The software arrangement is the same as parent company Huawei puts into its phones, meaning there’s the usual Google Android operating system in the background, over which is EMUI 8.0 to add some additional features and, well, quirks too. In its latest 8.0 guise that has benefits such as double knuckle-tap for screen grabs, app-by-app permissions and notifications controls, display colour temperature adjustment, and more besides. Unlike earlier versions of the software it’s less “fussy” in its deliverance of constant notifications, so while some will find it a tad quirky we think it’s reached a point that’s in-line with Android expectations.

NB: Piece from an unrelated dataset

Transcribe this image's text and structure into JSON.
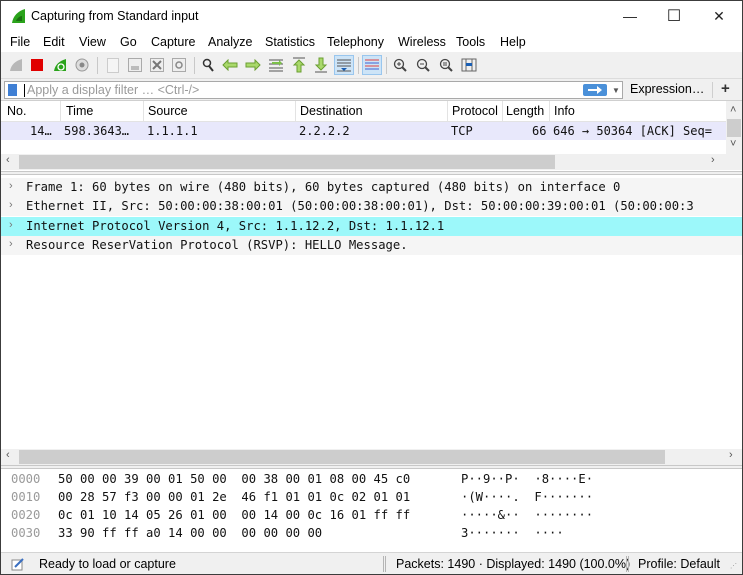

Then there’s the headline feature: the Honor 9 Lite’s quad camera arrangement. That means two lenses on the rear, two more on the front. Each pair doesn’t use both to capture actual imagery, however, as there’s a 13-megapixel and 2-megapixel duo in each instance – the lower-resolution used entirely for capturing depth data, which can be used in software later to apply faux “bokeh” effects for blurred backgrounds or slight re-focusing.
We’re in two minds about the two dual camera arrangement. The software application of blur has limitations in its accuracy – just as all manufacturers’ versions of this idea do, to date – and we feel the full-fat Honor 9’s 20MP and 16MP colour and black & white sensor arrangement is an altogether more exciting proposition.
All in all, however, the power, software and camera setup is more than befitting of this price point. Using the Lite doesn’t feel like a cut-back lightweight experience – it’s not that far away from what the Honor 9 achieved, albeit for far less cash.
The Honor 9 Lite is more than a step beyond what its name may suggest, delivering an eye-catching design and great screen at that crucial sub-£200 price point.
It’s a shame there’s not current-gen charging, while power takes a hit compared to the full-fat Honor 9, but that’s entirely reasonable at this price point. And competitors beware, there’s no much else at this price to hold Honor back – including the Moto G5 and Nokia 6.